> [SOURCE DATA]

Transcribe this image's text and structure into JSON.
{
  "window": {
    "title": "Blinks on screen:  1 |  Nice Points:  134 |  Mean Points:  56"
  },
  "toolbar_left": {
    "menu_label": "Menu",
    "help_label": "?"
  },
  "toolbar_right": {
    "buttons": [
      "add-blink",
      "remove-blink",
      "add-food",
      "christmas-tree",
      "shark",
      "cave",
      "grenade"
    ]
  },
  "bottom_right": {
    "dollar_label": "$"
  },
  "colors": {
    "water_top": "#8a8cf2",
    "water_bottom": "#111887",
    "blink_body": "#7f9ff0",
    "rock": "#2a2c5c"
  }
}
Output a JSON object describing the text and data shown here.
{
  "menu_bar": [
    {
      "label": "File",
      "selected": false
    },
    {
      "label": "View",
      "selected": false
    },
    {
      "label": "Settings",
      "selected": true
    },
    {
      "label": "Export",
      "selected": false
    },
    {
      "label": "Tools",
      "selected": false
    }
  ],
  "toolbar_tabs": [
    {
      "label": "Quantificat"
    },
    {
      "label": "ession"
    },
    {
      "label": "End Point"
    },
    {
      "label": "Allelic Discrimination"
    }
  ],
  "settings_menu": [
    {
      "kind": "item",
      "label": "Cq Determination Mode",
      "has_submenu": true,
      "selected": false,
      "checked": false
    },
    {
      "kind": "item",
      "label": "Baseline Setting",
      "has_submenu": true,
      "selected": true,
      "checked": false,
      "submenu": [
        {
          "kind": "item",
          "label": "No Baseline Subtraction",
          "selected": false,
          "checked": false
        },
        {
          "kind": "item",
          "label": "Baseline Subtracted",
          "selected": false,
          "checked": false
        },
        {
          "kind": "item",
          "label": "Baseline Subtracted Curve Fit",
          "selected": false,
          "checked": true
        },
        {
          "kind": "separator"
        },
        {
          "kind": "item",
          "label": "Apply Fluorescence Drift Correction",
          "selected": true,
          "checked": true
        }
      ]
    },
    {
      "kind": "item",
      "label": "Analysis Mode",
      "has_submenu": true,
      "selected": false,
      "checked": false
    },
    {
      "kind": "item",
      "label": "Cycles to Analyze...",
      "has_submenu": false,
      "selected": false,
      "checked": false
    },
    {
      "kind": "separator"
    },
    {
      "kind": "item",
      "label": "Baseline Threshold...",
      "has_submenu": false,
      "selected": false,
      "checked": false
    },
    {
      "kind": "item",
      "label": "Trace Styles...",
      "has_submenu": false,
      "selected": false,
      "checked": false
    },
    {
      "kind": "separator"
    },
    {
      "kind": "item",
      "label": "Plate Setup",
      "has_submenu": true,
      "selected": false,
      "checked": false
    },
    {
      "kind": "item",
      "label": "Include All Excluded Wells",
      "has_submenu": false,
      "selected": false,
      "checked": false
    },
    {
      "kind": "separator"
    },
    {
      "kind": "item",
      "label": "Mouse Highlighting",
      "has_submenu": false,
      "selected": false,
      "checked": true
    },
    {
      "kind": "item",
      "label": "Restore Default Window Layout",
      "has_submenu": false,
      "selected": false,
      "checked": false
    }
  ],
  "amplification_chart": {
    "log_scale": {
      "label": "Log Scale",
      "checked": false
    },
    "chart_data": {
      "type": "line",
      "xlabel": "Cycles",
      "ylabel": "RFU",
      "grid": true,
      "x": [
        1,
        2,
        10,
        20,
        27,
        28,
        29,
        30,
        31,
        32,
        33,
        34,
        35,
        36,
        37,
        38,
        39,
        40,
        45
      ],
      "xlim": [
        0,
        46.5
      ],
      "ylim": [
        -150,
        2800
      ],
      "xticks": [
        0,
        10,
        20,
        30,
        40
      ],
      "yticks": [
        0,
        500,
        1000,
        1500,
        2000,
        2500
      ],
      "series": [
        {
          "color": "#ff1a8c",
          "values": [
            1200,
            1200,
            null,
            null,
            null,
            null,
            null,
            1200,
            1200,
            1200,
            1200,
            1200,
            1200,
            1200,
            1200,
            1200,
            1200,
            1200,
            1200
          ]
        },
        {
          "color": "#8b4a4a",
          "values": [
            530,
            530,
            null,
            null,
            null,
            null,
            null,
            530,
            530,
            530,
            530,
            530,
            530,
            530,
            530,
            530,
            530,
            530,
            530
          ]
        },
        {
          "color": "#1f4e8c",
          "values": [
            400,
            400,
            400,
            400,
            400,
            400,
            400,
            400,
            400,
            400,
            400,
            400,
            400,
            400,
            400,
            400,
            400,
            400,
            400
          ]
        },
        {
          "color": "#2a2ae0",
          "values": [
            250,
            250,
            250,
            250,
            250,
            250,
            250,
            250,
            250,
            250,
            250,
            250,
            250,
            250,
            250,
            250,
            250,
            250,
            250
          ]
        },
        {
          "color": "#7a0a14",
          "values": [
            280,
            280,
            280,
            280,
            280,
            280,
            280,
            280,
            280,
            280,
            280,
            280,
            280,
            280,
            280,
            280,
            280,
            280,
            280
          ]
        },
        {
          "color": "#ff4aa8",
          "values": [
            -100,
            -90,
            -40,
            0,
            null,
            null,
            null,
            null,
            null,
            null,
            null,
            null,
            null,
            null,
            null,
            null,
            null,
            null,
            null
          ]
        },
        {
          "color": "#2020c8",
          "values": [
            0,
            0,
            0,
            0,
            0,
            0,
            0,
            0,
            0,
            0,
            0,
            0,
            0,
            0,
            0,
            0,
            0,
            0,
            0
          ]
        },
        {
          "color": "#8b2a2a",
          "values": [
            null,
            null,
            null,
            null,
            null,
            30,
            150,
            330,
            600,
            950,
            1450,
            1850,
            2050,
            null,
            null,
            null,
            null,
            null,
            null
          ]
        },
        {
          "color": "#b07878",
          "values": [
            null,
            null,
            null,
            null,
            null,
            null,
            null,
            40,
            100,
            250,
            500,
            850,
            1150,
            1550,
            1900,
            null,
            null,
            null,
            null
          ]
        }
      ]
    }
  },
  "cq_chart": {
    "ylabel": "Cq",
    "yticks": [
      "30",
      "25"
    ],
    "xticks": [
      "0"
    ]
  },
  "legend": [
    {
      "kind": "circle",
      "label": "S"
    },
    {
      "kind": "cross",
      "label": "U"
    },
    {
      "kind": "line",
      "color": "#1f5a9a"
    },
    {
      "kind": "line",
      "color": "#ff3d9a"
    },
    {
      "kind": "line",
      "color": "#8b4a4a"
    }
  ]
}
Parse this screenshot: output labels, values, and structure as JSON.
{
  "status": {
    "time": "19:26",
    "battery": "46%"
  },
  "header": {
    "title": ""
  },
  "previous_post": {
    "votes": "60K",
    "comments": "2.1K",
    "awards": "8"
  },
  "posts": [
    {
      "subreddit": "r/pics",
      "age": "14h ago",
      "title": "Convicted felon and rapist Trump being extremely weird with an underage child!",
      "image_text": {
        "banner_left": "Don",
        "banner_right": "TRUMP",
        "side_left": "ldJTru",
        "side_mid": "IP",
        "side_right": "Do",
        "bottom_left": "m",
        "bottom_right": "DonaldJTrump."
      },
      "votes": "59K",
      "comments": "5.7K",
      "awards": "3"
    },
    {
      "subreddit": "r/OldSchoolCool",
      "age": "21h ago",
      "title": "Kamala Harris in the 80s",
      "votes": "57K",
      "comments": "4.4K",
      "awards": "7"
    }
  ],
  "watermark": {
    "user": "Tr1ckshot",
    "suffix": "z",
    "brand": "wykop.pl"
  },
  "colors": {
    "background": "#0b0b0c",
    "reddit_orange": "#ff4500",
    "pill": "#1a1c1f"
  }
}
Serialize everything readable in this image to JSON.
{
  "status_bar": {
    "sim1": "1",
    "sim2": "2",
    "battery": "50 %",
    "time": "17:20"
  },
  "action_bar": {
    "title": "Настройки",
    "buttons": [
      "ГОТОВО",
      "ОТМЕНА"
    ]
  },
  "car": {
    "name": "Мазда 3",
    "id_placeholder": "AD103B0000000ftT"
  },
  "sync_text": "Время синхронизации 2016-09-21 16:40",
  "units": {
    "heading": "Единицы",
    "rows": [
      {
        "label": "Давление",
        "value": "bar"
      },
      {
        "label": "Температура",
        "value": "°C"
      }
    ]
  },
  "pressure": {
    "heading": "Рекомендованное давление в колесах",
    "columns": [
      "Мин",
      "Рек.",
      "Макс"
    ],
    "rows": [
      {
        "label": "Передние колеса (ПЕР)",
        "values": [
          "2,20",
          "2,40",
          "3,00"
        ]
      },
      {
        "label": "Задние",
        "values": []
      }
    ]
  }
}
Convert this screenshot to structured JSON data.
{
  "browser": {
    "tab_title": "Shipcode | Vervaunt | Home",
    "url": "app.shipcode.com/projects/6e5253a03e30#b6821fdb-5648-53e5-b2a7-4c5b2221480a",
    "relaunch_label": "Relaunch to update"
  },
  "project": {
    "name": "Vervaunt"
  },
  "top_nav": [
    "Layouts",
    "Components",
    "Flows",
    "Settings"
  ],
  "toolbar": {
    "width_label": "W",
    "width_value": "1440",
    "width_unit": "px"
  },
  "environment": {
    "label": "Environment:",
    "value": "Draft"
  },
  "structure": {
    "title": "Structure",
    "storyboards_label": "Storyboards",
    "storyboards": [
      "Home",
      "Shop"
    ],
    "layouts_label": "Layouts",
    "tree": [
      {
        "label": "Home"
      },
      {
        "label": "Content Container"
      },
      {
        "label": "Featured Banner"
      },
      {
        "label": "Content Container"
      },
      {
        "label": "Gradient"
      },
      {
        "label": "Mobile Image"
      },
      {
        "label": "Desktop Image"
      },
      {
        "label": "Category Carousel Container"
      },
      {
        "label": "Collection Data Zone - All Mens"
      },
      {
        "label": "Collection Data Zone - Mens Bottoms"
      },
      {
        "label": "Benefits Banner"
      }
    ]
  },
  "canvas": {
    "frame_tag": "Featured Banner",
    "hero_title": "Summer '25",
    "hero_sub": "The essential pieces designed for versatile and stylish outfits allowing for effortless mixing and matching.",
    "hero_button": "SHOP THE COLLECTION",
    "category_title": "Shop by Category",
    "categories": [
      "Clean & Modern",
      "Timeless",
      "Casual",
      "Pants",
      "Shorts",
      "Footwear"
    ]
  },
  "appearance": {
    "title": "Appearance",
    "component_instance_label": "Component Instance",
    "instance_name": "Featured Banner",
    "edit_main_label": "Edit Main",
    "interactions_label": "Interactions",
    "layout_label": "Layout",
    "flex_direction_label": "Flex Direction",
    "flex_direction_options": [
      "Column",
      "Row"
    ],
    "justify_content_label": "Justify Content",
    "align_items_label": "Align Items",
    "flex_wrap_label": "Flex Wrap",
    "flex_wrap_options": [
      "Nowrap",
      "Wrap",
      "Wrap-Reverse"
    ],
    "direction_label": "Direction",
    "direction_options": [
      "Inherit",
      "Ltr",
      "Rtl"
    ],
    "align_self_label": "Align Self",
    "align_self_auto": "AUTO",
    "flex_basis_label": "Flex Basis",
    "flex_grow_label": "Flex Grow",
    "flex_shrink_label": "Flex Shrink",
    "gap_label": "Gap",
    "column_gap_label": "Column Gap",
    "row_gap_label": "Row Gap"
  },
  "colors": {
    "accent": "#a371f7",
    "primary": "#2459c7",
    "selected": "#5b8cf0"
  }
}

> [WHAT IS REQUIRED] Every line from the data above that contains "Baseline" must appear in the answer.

> [SOLUTION]
      "label": "Baseline Setting",
          "label": "No Baseline Subtraction",
          "label": "Baseline Subtracted",
          "label": "Baseline Subtracted Curve Fit",
      "label": "Baseline Threshold...",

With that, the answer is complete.